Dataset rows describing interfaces
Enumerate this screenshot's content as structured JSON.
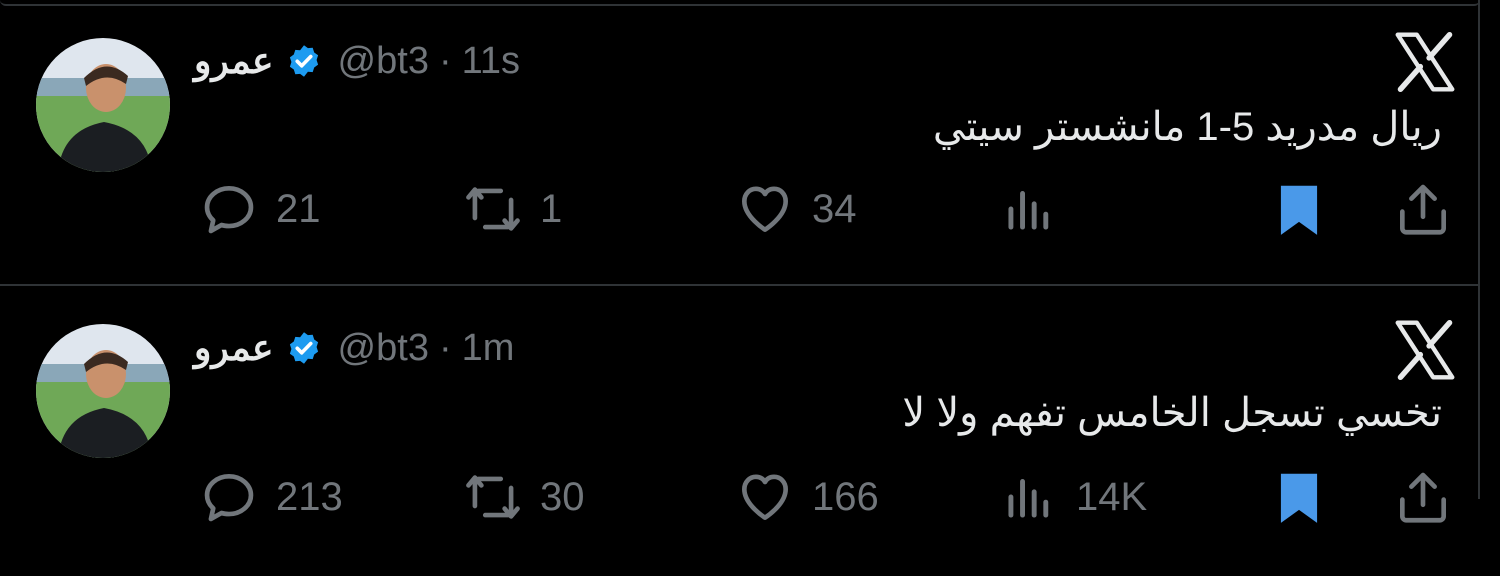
{
  "tweets": [
    {
      "name": "عمرو",
      "handle": "@bt3",
      "separator": "·",
      "time": "11s",
      "text": "ريال مدريد 5-1 مانشستر سيتي",
      "replies": "21",
      "retweets": "1",
      "likes": "34",
      "views": "",
      "bookmarked": true
    },
    {
      "name": "عمرو",
      "handle": "@bt3",
      "separator": "·",
      "time": "1m",
      "text": "تخسي تسجل الخامس تفهم ولا لا",
      "replies": "213",
      "retweets": "30",
      "likes": "166",
      "views": "14K",
      "bookmarked": true
    }
  ],
  "icons": {
    "verified": "verified-badge-icon",
    "platform": "x-logo-icon",
    "reply": "reply-icon",
    "retweet": "retweet-icon",
    "like": "heart-icon",
    "views": "views-icon",
    "bookmark": "bookmark-icon",
    "share": "share-icon"
  },
  "colors": {
    "background": "#000000",
    "text": "#e7e9ea",
    "muted": "#71767b",
    "accent": "#1d9bf0",
    "bookmark": "#4a99e9",
    "divider": "#2f3336"
  }
}
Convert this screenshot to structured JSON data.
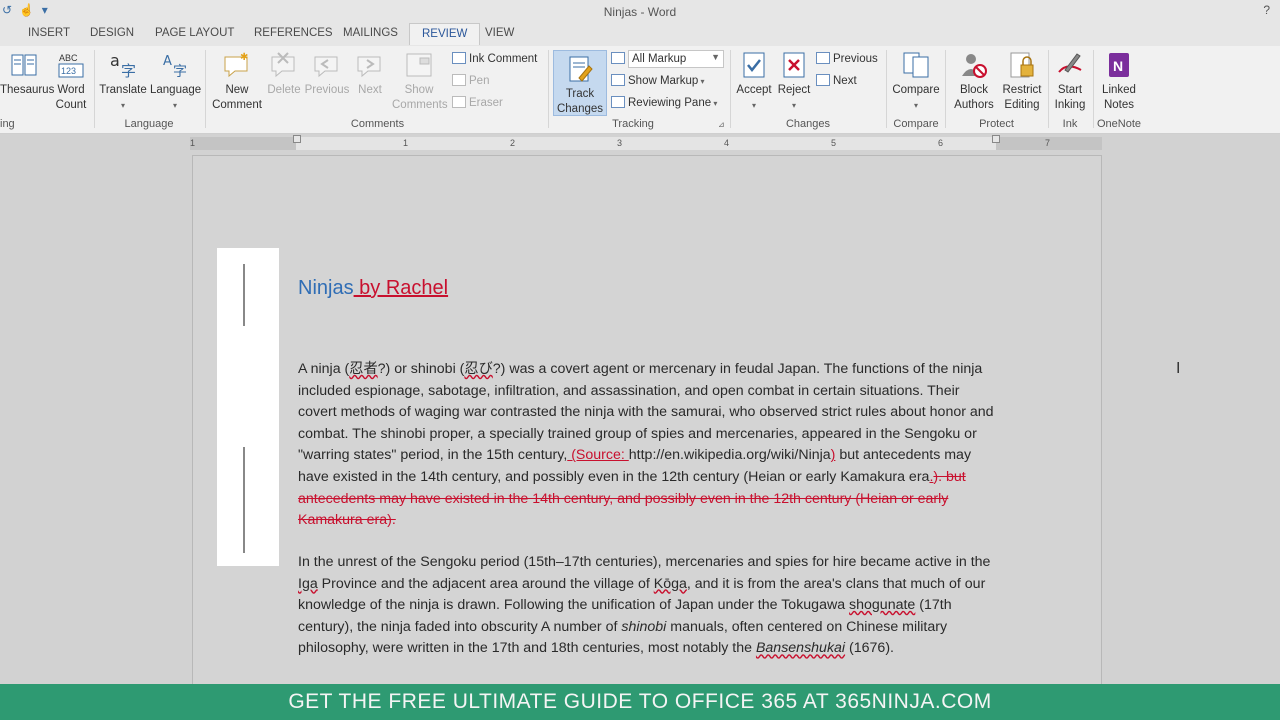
{
  "window": {
    "title": "Ninjas - Word",
    "help": "?"
  },
  "tabs": [
    {
      "label": "INSERT"
    },
    {
      "label": "DESIGN"
    },
    {
      "label": "PAGE LAYOUT"
    },
    {
      "label": "REFERENCES"
    },
    {
      "label": "MAILINGS"
    },
    {
      "label": "REVIEW"
    },
    {
      "label": "VIEW"
    }
  ],
  "ribbon": {
    "proofing": {
      "thesaurus": "Thesaurus",
      "word_count_1": "Word",
      "word_count_2": "Count",
      "group": "ing"
    },
    "language": {
      "translate": "Translate",
      "language": "Language",
      "group": "Language"
    },
    "comments": {
      "new_1": "New",
      "new_2": "Comment",
      "delete": "Delete",
      "previous": "Previous",
      "next": "Next",
      "show_1": "Show",
      "show_2": "Comments",
      "ink_comment": "Ink Comment",
      "pen": "Pen",
      "eraser": "Eraser",
      "group": "Comments"
    },
    "tracking": {
      "track_1": "Track",
      "track_2": "Changes",
      "markup_value": "All Markup",
      "show_markup": "Show Markup",
      "reviewing_pane": "Reviewing Pane",
      "group": "Tracking"
    },
    "changes": {
      "accept": "Accept",
      "reject": "Reject",
      "previous": "Previous",
      "next": "Next",
      "group": "Changes"
    },
    "compare": {
      "compare": "Compare",
      "group": "Compare"
    },
    "protect": {
      "block_1": "Block",
      "block_2": "Authors",
      "restrict_1": "Restrict",
      "restrict_2": "Editing",
      "group": "Protect"
    },
    "ink": {
      "start_1": "Start",
      "start_2": "Inking",
      "group": "Ink"
    },
    "onenote": {
      "linked_1": "Linked",
      "linked_2": "Notes",
      "group": "OneNote"
    }
  },
  "ruler": {
    "numbers": [
      "1",
      "1",
      "2",
      "3",
      "4",
      "5",
      "6",
      "7"
    ]
  },
  "document": {
    "title": "Ninjas",
    "title_insert": " by Rachel",
    "p1": {
      "a": "A ninja (",
      "kanji1": "忍者",
      "b": "?) or shinobi (",
      "kanji2": "忍び",
      "c": "?) was a covert agent or mercenary in feudal Japan. The functions of the ninja included espionage, sabotage, infiltration, and assassination, and open combat in certain situations. Their covert methods of waging war contrasted the ninja with the samurai, who observed strict rules about honor and combat. The shinobi proper, a specially trained group of spies and mercenaries, appeared in the Sengoku or \"warring states\" period, in the 15th century,",
      "ins1": " (Source: ",
      "url": "http://en.wikipedia.org/wiki/Ninja",
      "ins2": ")",
      "d": " but antecedents may have existed in the 14th century, and possibly even in the 12th century (Heian or early Kamakura era",
      "ins3": ".",
      "del1": "). but antecedents may have existed in the 14th century, and possibly even in the 12th century (Heian or early Kamakura era)."
    },
    "p2": {
      "a": "In the unrest of the Sengoku period (15th–17th centuries), mercenaries and spies for hire became active in the ",
      "iga": "Iga",
      "b": " Province and the adjacent area around the village of ",
      "koga": "Kōga",
      "c": ", and it is from the area's clans that much of our knowledge of the ninja is drawn. Following the unification of Japan under the Tokugawa ",
      "shogunate": "shogunate",
      "d": " (17th century), the ninja faded into obscurity A number of ",
      "shinobi": "shinobi",
      "e": " manuals, often centered on Chinese military philosophy, were written in the 17th and 18th centuries, most notably the ",
      "bansen": "Bansenshukai",
      "f": " (1676)."
    }
  },
  "banner": {
    "text": "GET THE FREE ULTIMATE GUIDE TO OFFICE 365 AT 365NINJA.COM"
  },
  "colors": {
    "accent": "#2b579a",
    "insert": "#c8102e",
    "banner": "#2e9a72"
  }
}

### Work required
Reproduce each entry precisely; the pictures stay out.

### Problem solution
Enumerate this screenshot's content as structured JSON.
{
  "tweets": [
    {
      "name": "عمرو",
      "handle": "@bt3",
      "separator": "·",
      "time": "11s",
      "text": "ريال مدريد 5-1 مانشستر سيتي",
      "replies": "21",
      "retweets": "1",
      "likes": "34",
      "views": "",
      "bookmarked": true
    },
    {
      "name": "عمرو",
      "handle": "@bt3",
      "separator": "·",
      "time": "1m",
      "text": "تخسي تسجل الخامس تفهم ولا لا",
      "replies": "213",
      "retweets": "30",
      "likes": "166",
      "views": "14K",
      "bookmarked": true
    }
  ],
  "icons": {
    "verified": "verified-badge-icon",
    "platform": "x-logo-icon",
    "reply": "reply-icon",
    "retweet": "retweet-icon",
    "like": "heart-icon",
    "views": "views-icon",
    "bookmark": "bookmark-icon",
    "share": "share-icon"
  },
  "colors": {
    "background": "#000000",
    "text": "#e7e9ea",
    "muted": "#71767b",
    "accent": "#1d9bf0",
    "bookmark": "#4a99e9",
    "divider": "#2f3336"
  }
}
Convert this screenshot to structured JSON data.
{
  "window": {
    "title": "Ninjas - Word",
    "help": "?"
  },
  "tabs": [
    {
      "label": "INSERT"
    },
    {
      "label": "DESIGN"
    },
    {
      "label": "PAGE LAYOUT"
    },
    {
      "label": "REFERENCES"
    },
    {
      "label": "MAILINGS"
    },
    {
      "label": "REVIEW"
    },
    {
      "label": "VIEW"
    }
  ],
  "ribbon": {
    "proofing": {
      "thesaurus": "Thesaurus",
      "word_count_1": "Word",
      "word_count_2": "Count",
      "group": "ing"
    },
    "language": {
      "translate": "Translate",
      "language": "Language",
      "group": "Language"
    },
    "comments": {
      "new_1": "New",
      "new_2": "Comment",
      "delete": "Delete",
      "previous": "Previous",
      "next": "Next",
      "show_1": "Show",
      "show_2": "Comments",
      "ink_comment": "Ink Comment",
      "pen": "Pen",
      "eraser": "Eraser",
      "group": "Comments"
    },
    "tracking": {
      "track_1": "Track",
      "track_2": "Changes",
      "markup_value": "All Markup",
      "show_markup": "Show Markup",
      "reviewing_pane": "Reviewing Pane",
      "group": "Tracking"
    },
    "changes": {
      "accept": "Accept",
      "reject": "Reject",
      "previous": "Previous",
      "next": "Next",
      "group": "Changes"
    },
    "compare": {
      "compare": "Compare",
      "group": "Compare"
    },
    "protect": {
      "block_1": "Block",
      "block_2": "Authors",
      "restrict_1": "Restrict",
      "restrict_2": "Editing",
      "group": "Protect"
    },
    "ink": {
      "start_1": "Start",
      "start_2": "Inking",
      "group": "Ink"
    },
    "onenote": {
      "linked_1": "Linked",
      "linked_2": "Notes",
      "group": "OneNote"
    }
  },
  "ruler": {
    "numbers": [
      "1",
      "1",
      "2",
      "3",
      "4",
      "5",
      "6",
      "7"
    ]
  },
  "document": {
    "title": "Ninjas",
    "title_insert": " by Rachel",
    "p1": {
      "a": "A ninja (",
      "kanji1": "忍者",
      "b": "?) or shinobi (",
      "kanji2": "忍び",
      "c": "?) was a covert agent or mercenary in feudal Japan. The functions of the ninja included espionage, sabotage, infiltration, and assassination, and open combat in certain situations. Their covert methods of waging war contrasted the ninja with the samurai, who observed strict rules about honor and combat. The shinobi proper, a specially trained group of spies and mercenaries, appeared in the Sengoku or \"warring states\" period, in the 15th century,",
      "ins1": " (Source: ",
      "url": "http://en.wikipedia.org/wiki/Ninja",
      "ins2": ")",
      "d": " but antecedents may have existed in the 14th century, and possibly even in the 12th century (Heian or early Kamakura era",
      "ins3": ".",
      "del1": "). but antecedents may have existed in the 14th century, and possibly even in the 12th century (Heian or early Kamakura era)."
    },
    "p2": {
      "a": "In the unrest of the Sengoku period (15th–17th centuries), mercenaries and spies for hire became active in the ",
      "iga": "Iga",
      "b": " Province and the adjacent area around the village of ",
      "koga": "Kōga",
      "c": ", and it is from the area's clans that much of our knowledge of the ninja is drawn. Following the unification of Japan under the Tokugawa ",
      "shogunate": "shogunate",
      "d": " (17th century), the ninja faded into obscurity A number of ",
      "shinobi": "shinobi",
      "e": " manuals, often centered on Chinese military philosophy, were written in the 17th and 18th centuries, most notably the ",
      "bansen": "Bansenshukai",
      "f": " (1676)."
    }
  },
  "banner": {
    "text": "GET THE FREE ULTIMATE GUIDE TO OFFICE 365 AT 365NINJA.COM"
  },
  "colors": {
    "accent": "#2b579a",
    "insert": "#c8102e",
    "banner": "#2e9a72"
  }
}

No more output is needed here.